Boilers can encounter significant (and costly) issues, particularly during the winter months. It’s critical for adjusters to work closely with a trained technician to diagnose and repair all issues that may occur with a hydronic system, as the slightest oversight can create dangerous situations.
During the winter months, freezing temperatures can burst pipes and valves on all types of boilers. This can occur in a single zone or throughout a home’s system, and the resulting water damage can be catastrophic if it’s not handled quickly. Additionally, the scope of damage may vary significantly. While copper piping can be easy to repair, cast iron is not, and cracked radiators will need to be fully replaced. (Pictured: A cracked radiator caused by freezing conditions)
Puffback can occur when a boiler doesn’t properly ignite and allows gas or oil vapors to build up within the combustion chamber. When it does eventually ignite, the excess fuel can cause anything from a small amount of smoke to a mess of smoke and soot, which is then released into the area surrounding the boiler. In rare cases, smoke and soot can also travel up the piping along with the heat that continues to circulate throughout the home.
Low Water Cutoff Failure
A common boiler issue is a failure in the low water cutoff switch, which can occur due to either a lack of regular maintenance or age-related wear and tear. The cutoff switch ensures that the boiler does not heat up without an adequate amount of water. If the boiler runs without enough water, it could crack the heat exchanger or the combustion chamber.
While these low water cutoff devices come in both electrical and mechanical varieties, the mechanical switch is more likely to fail prematurely. One common reason for this failure is that the float mechanism sometimes becomes waterlogged, which then sends a false negative indicating that there’s not enough water in the system. This in turn automatically shuts off the system.
Another frequent issue with the mechanical switch is the buildup of Totally Dissolved Solids (TDSs), or mineral deposits that can prevent the float mechanism from freely moving up and down with the corresponding water levels. TDSs can also cause the water to foam, creating a false-positive effect that prevents the float from indicating when it’s time to shut off the valve due to low water levels.
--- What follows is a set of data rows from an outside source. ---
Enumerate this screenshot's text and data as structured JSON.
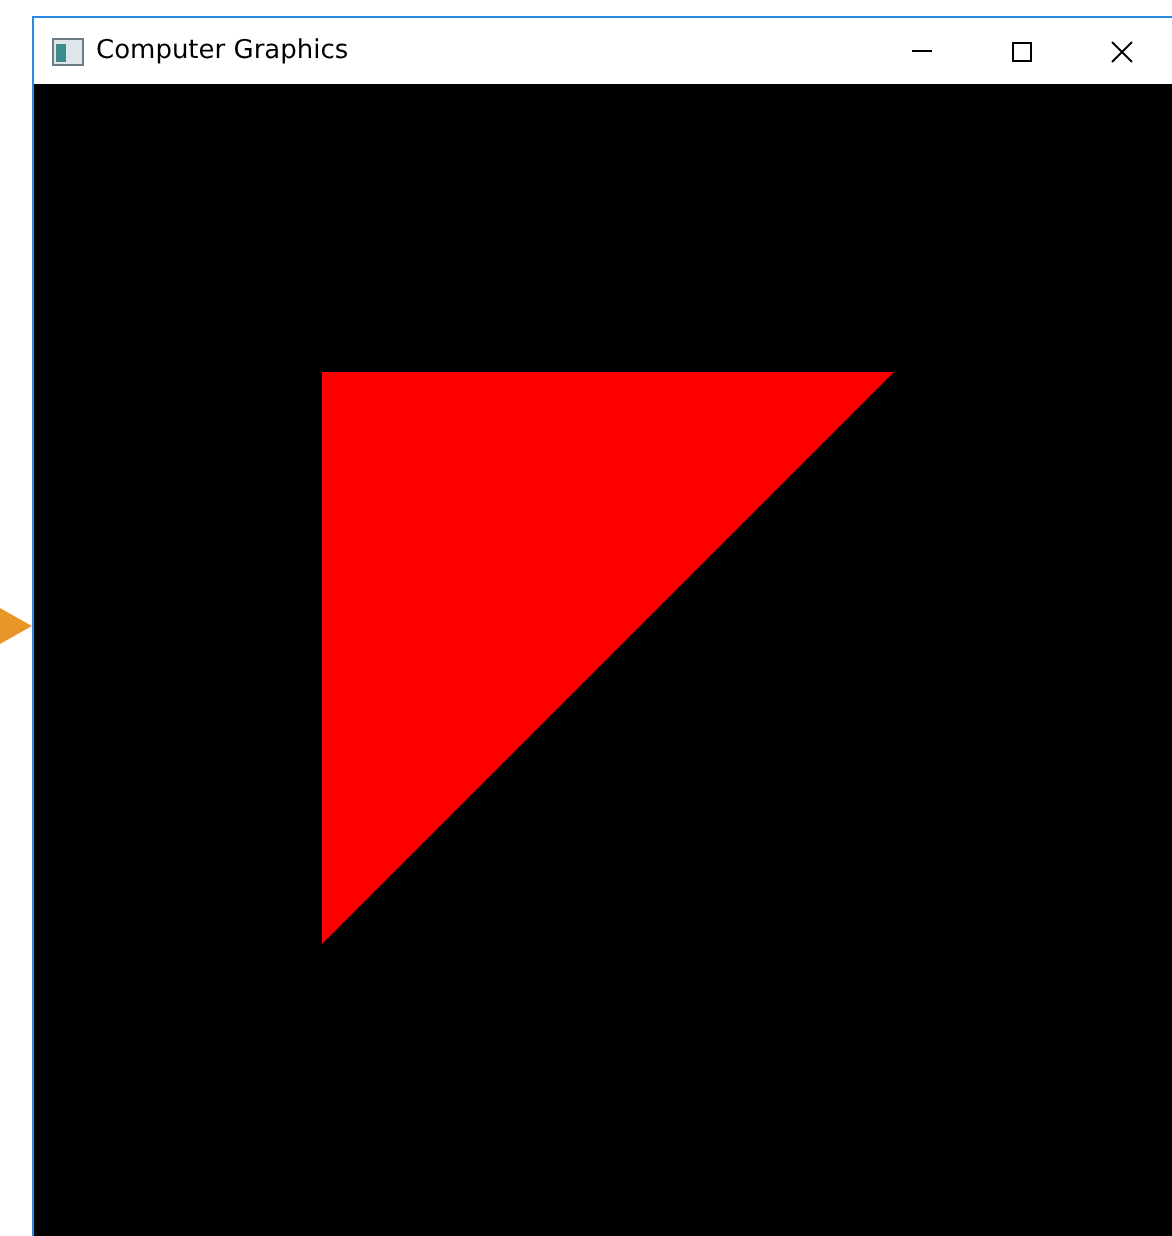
{
  "window": {
    "title": "Computer Graphics"
  }
}
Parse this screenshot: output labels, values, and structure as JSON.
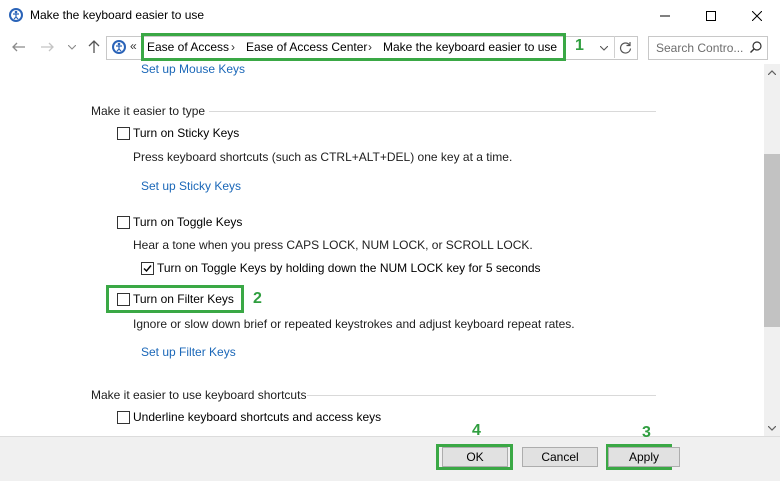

This can lead to dry fires, which can come at a greater cost to repair than replacing the boiler. (Pictured: A Mechanical Low Water Cutoff that has a buildup of TDSs and created a false-positive that lead to a dry fire)
High Voltage Surge
Another regular failure with hydronic systems is high voltage surge, since boilers are composed of a significant number of electronic components. You always need a licensed technician with the proper testing equipment to diagnose and fix any high voltage surge damage to a system.
A significant portion of a hydronic system uses valuable copper piping, so unfortunately theft is common. Depending on how the thieves have removed the boiler and piping, it may be costly for a licensed plumber to replace the stolen pipes. In any situations where exposed wires or other dangerous hazards may be present, adjusters should not touch anything until a licensed technician has surveyed the site. (Pictured: Copper piping cut from a boiler system)
Water damage can be disastrous to a boiler; it’s therefore critical that a full evaluation is performed when a boiler is exposed to water for any period of time. Following a water loss, the boiler’s electrical components, the burner, and even the combustion or heat chamber can have a myriad of damages.